If they call the all-holy Son of the Father, Beelzebul, what can we expect? If the all-wise Teacher of the Nations is ridiculed and mocked, what can we expect? If the Master of Heaven and earth is crucified, what can we expect? This startling and painful awareness of what it means to be a disciple of Christ is confronted by the surprising and difficult command, "Therefore do not be afraid of them." Do not fear and do not live in anxiety! The Kingdom of God, which is hidden from the view of our contemporaries, will not be revealed to the whole world. When Christ our King comes from his heavenly throne to take us into the New Creation and to sit with him at the right hand of the Father. When the fullness of the Kingdom is here, all that is concealed will be revealed. What the LORD speaks to us in the darkness of faith will be proclaimed in the light of the New Day. What we hear in the tiny whispering wind will be shouted from every rooftop. No one who follows the Lord Christ needs to fear. If the Father knows every sparrow; will we be ignored? If the Lord Jesus acknowledges us before the Father, will we be ignored?

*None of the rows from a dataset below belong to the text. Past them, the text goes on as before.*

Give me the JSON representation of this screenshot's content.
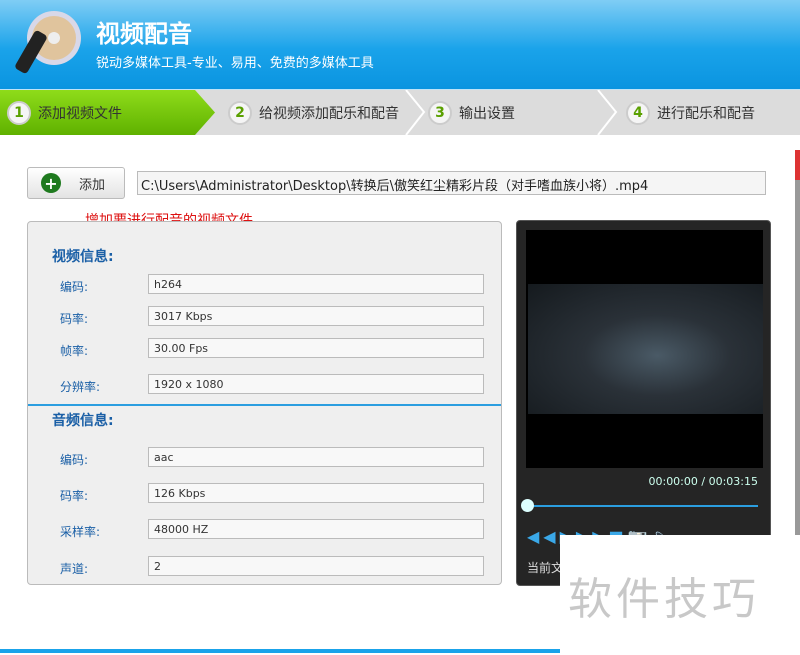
{
  "header": {
    "title": "视频配音",
    "subtitle": "锐动多媒体工具-专业、易用、免费的多媒体工具"
  },
  "steps": [
    {
      "num": "1",
      "label": "添加视频文件",
      "active": true
    },
    {
      "num": "2",
      "label": "给视频添加配乐和配音"
    },
    {
      "num": "3",
      "label": "输出设置"
    },
    {
      "num": "4",
      "label": "进行配乐和配音"
    }
  ],
  "toolbar": {
    "add_label": "添加",
    "path": "C:\\Users\\Administrator\\Desktop\\转换后\\傲笑红尘精彩片段（对手嗜血族小将）.mp4",
    "hint": "增加要进行配音的视频文件"
  },
  "video_info": {
    "heading": "视频信息:",
    "rows": [
      {
        "label": "编码:",
        "value": "h264"
      },
      {
        "label": "码率:",
        "value": "3017 Kbps"
      },
      {
        "label": "帧率:",
        "value": "30.00 Fps"
      },
      {
        "label": "分辨率:",
        "value": "1920 x 1080"
      }
    ]
  },
  "audio_info": {
    "heading": "音频信息:",
    "rows": [
      {
        "label": "编码:",
        "value": "aac"
      },
      {
        "label": "码率:",
        "value": "126 Kbps"
      },
      {
        "label": "采样率:",
        "value": "48000 HZ"
      },
      {
        "label": "声道:",
        "value": "2"
      }
    ]
  },
  "player": {
    "time": "00:00:00 / 00:03:15",
    "progress": 0,
    "current_file_label": "当前文"
  },
  "watermark": "软件技巧",
  "colors": {
    "accent": "#1aa3ea",
    "active_step": "#6cc000",
    "hint": "#d11111"
  }
}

Only if we ignore the Lord Jesus will the Father in heaven ignore us. How could we ignore someone who so loves us? How could we ignore the voice that speaks to us deep within at every liturgy: "Come children hear me; I will teach you the fear of the LORD?"